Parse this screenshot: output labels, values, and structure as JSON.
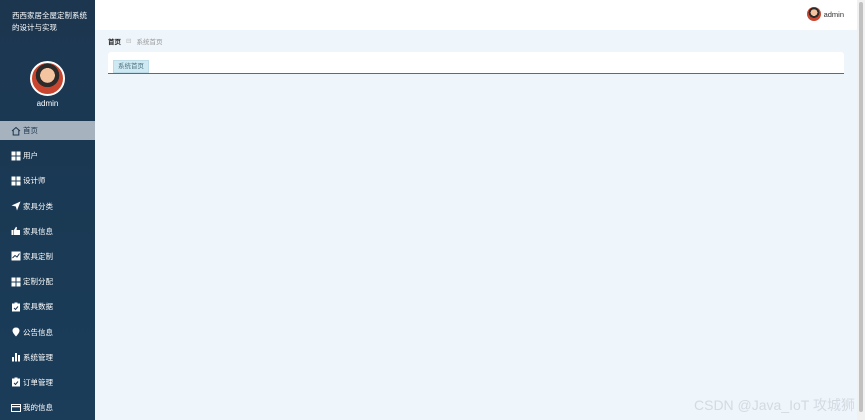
{
  "sidebar": {
    "app_title": "西西家居全屋定制系统的设计与实现",
    "username": "admin",
    "items": [
      {
        "label": "首页",
        "icon": "home-icon"
      },
      {
        "label": "用户",
        "icon": "grid-icon"
      },
      {
        "label": "设计师",
        "icon": "grid-icon"
      },
      {
        "label": "家具分类",
        "icon": "send-icon"
      },
      {
        "label": "家具信息",
        "icon": "thumb-icon"
      },
      {
        "label": "家具定制",
        "icon": "chart-icon"
      },
      {
        "label": "定制分配",
        "icon": "grid-icon"
      },
      {
        "label": "家具数据",
        "icon": "clipboard-icon"
      },
      {
        "label": "公告信息",
        "icon": "pin-icon"
      },
      {
        "label": "系统管理",
        "icon": "bar-icon"
      },
      {
        "label": "订单管理",
        "icon": "clipboard-icon"
      },
      {
        "label": "我的信息",
        "icon": "card-icon"
      }
    ]
  },
  "topbar": {
    "username": "admin"
  },
  "breadcrumb": {
    "home": "首页",
    "separator": "⊟",
    "current": "系统首页"
  },
  "main": {
    "tab_label": "系统首页"
  },
  "watermark": "CSDN @Java_IoT 攻城狮",
  "colors": {
    "sidebar_bg": "#1c3650",
    "active_item_bg": "#a6b2bd",
    "page_bg": "#eef5fb"
  }
}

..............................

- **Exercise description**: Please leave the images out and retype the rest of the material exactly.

- **Exercise solution**:
Parse this screenshot: output labels, values, and structure as JSON.
{
  "sidebar": {
    "app_title": "西西家居全屋定制系统的设计与实现",
    "username": "admin",
    "items": [
      {
        "label": "首页",
        "icon": "home-icon"
      },
      {
        "label": "用户",
        "icon": "grid-icon"
      },
      {
        "label": "设计师",
        "icon": "grid-icon"
      },
      {
        "label": "家具分类",
        "icon": "send-icon"
      },
      {
        "label": "家具信息",
        "icon": "thumb-icon"
      },
      {
        "label": "家具定制",
        "icon": "chart-icon"
      },
      {
        "label": "定制分配",
        "icon": "grid-icon"
      },
      {
        "label": "家具数据",
        "icon": "clipboard-icon"
      },
      {
        "label": "公告信息",
        "icon": "pin-icon"
      },
      {
        "label": "系统管理",
        "icon": "bar-icon"
      },
      {
        "label": "订单管理",
        "icon": "clipboard-icon"
      },
      {
        "label": "我的信息",
        "icon": "card-icon"
      }
    ]
  },
  "topbar": {
    "username": "admin"
  },
  "breadcrumb": {
    "home": "首页",
    "separator": "⊟",
    "current": "系统首页"
  },
  "main": {
    "tab_label": "系统首页"
  },
  "watermark": "CSDN @Java_IoT 攻城狮",
  "colors": {
    "sidebar_bg": "#1c3650",
    "active_item_bg": "#a6b2bd",
    "page_bg": "#eef5fb"
  }
}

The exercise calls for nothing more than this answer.